TASK REQUIREMENTS ::
Please filter the listing below and copy out the lines that hold "have".

• • • •

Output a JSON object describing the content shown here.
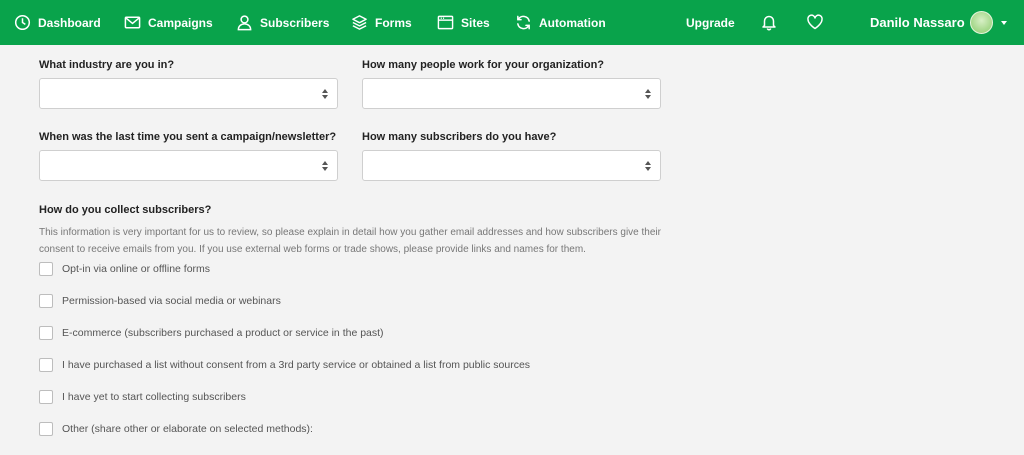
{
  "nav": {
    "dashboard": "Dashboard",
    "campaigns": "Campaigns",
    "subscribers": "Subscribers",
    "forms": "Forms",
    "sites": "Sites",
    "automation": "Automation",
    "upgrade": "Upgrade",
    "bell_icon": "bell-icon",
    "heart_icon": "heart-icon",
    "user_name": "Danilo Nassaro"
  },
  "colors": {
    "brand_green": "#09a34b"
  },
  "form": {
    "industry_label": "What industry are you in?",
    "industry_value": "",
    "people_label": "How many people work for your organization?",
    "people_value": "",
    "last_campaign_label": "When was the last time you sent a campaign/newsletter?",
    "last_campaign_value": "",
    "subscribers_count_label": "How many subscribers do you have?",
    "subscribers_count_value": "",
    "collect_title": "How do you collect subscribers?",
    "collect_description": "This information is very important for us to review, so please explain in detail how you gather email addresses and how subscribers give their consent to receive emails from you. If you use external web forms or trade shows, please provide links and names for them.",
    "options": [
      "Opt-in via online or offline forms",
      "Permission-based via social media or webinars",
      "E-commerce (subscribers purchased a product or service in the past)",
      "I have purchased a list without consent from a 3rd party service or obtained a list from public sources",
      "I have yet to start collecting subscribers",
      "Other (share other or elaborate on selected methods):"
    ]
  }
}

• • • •

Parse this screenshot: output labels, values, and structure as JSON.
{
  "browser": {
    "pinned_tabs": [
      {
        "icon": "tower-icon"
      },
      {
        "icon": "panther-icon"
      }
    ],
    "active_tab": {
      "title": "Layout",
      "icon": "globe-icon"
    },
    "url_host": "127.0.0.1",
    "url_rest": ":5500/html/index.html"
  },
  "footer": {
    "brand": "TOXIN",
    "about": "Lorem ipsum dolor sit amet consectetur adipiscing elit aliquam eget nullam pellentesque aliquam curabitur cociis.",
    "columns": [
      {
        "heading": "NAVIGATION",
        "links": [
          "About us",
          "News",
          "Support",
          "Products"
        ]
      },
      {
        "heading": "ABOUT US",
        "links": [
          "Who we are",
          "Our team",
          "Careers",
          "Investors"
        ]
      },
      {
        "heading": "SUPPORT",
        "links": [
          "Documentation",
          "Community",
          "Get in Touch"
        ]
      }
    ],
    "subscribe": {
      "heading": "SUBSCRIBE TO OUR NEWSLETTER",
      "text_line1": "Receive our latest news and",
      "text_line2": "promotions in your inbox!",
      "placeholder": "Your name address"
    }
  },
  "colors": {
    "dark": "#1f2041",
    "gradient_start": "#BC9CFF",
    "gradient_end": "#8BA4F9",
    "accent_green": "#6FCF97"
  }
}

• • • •

REPLY TO THE TASK ::
    "subscribers_count_label": "How many subscribers do you have?",
      "I have purchased a list without consent from a 3rd party service or obtained a list from public sources",
      "I have yet to start collecting subscribers",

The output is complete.